Dept of Paediatrics, School of Medicine, Trinity College Dublin, Consultant Neonatologist & Paediatrician at the Coombe Women and Infant’s University Hospital & Children’s Health Ireland.

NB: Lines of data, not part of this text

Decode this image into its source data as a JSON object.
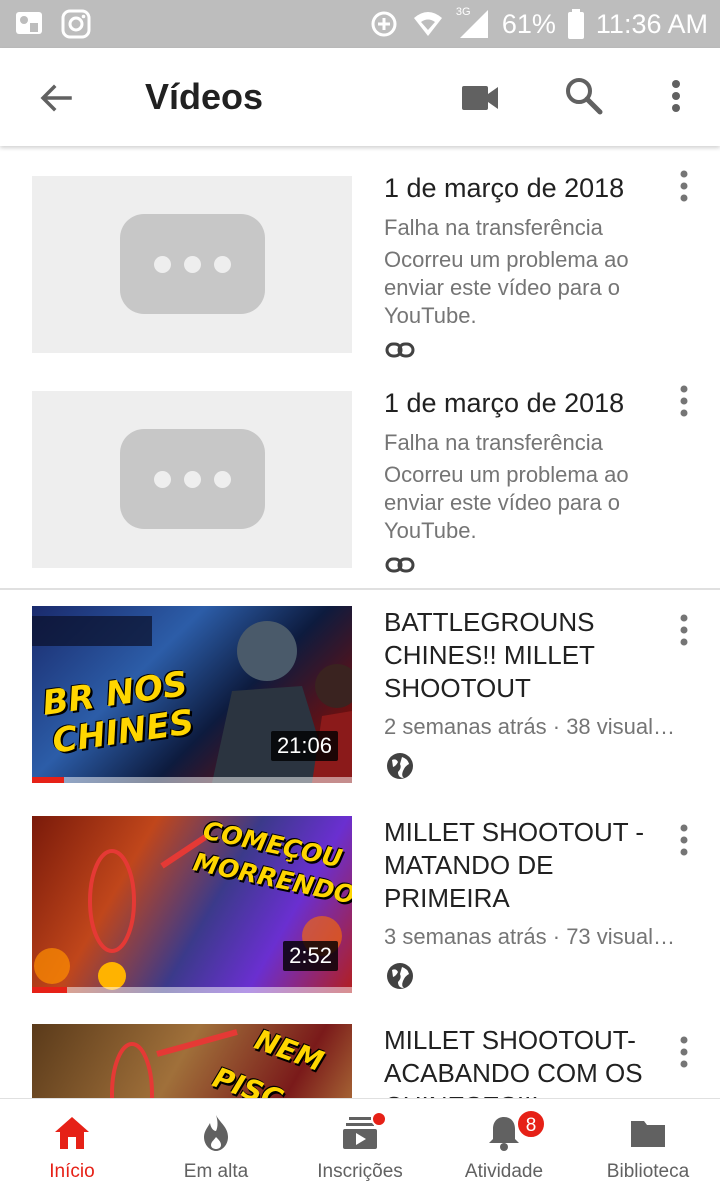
{
  "status_bar": {
    "network": "3G",
    "battery": "61%",
    "time": "11:36 AM"
  },
  "app_bar": {
    "title": "Vídeos"
  },
  "uploads": [
    {
      "date": "1 de março de 2018",
      "status": "Falha na transferência",
      "message": "Ocorreu um problema ao enviar este vídeo para o YouTube."
    },
    {
      "date": "1 de março de 2018",
      "status": "Falha na transferência",
      "message": "Ocorreu um problema ao enviar este vídeo para o YouTube."
    }
  ],
  "videos": [
    {
      "title": "BATTLEGROUNS CHINES!! MILLET SHOOTOUT",
      "meta": "2 semanas atrás · 38 visual…",
      "duration": "21:06",
      "thumb_text": [
        "BR NOS",
        "CHINES"
      ],
      "watched_fraction": 0.1
    },
    {
      "title": "MILLET SHOOTOUT - MATANDO DE PRIMEIRA",
      "meta": "3 semanas atrás · 73 visual…",
      "duration": "2:52",
      "thumb_text": [
        "COMEÇOU",
        "MORRENDO"
      ],
      "watched_fraction": 0.11
    },
    {
      "title": "MILLET SHOOTOUT- ACABANDO COM OS CHINESES!!!",
      "thumb_text": [
        "NEM",
        "PISC"
      ]
    }
  ],
  "bottom_nav": {
    "items": [
      {
        "label": "Início",
        "icon": "home-icon"
      },
      {
        "label": "Em alta",
        "icon": "trending-icon"
      },
      {
        "label": "Inscrições",
        "icon": "subscriptions-icon"
      },
      {
        "label": "Atividade",
        "icon": "bell-icon",
        "badge": "8"
      },
      {
        "label": "Biblioteca",
        "icon": "folder-icon"
      }
    ]
  },
  "colors": {
    "accent": "#e62117",
    "status_bar": "#bdbdbd",
    "secondary_text": "#757575"
  }
}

Preterm birth is the world's leading cause of death in children under 5 years. Preterm infants have a high risk of infection due to alterations in their immune system that are not completely understood. Inflammation is the body's normal response to infection and although it is essential for resolving infections, when uncontrolled it can cause damage to the body. In preterm infants infections and inflammation in the intestine (necrotising enterocolitis) can result in brain injury. We study new ways to predict outcome and responses to treatment, looking to help parents with planning healthcare needs for their baby.
Preterm delivery has a huge global impact and the incidence is increasing with long-lasting health effects with deteriorating outcomes. Improved counting of preterm births, and related outcomes, is a priority of the Every Newborn Action Plan, led by UNICEF and WHO, and will be crucial to achieving national Sustainable Development Goals (SDGs) to end preventable new-born and child deaths by 2030. We are aiming to contribute towards improving the accuracy and timely diagnosis of sepsis in neonates using immunological biomarkers as predictors of outcomes, and exploring potential immunodulatory medications. We also aim to improve educational materials and communication with parents and families regarding management of preterm sepsis, Necrotizing enterocolitis (NEC) and longer-term follow-up by developing a consensus neonatal sepsis definition. The end goal is a standardised care and collaboration as seen in adult and paediatric sepsis which will ultimately improve neurodevelopmental outcomes.


      • Dr. Paul Downey, Consultant Pathologist, National Maternity hospital
      • Dr. Anne Doolan, Director of Paediatrics, Coombe Women’s and Infant’s University Hospital
      • Prof. Tobias Strunk, Consultant Neonatologist, The University of Western Australia
      • Dr. Ann Hickey, Director of Neonatology, Children Health Ireland (CHI) at Crumlin and Temple Street
      • Prof. Sri Paran, Consultant Paediatric Surgeon, Children Health Ireland (CHI) at Crumlin
      • Dr. Arthur White, Assistant Professor in Statistics and Optimization, Trinity College Dublin
      • Ms. Mandy Daly, Director of Advocacy and Policy Making, Irish Neonatal Health Alliance
      • Prof. Camilla Martin, Prof. of Paediatrics, Harvard Medical School
      • Prof. Afif El-Khuffash, Consultant Neonatologist, Children Health Ireland (CHI) at Temple Street

Speaking about the award, Professor Molloy said: 
“This award gives us the opportunity to work with parents and international collaborative partners in the USA and Australia to improve outcomes for babies born preterm and at risk of neurodevelopmental problems.”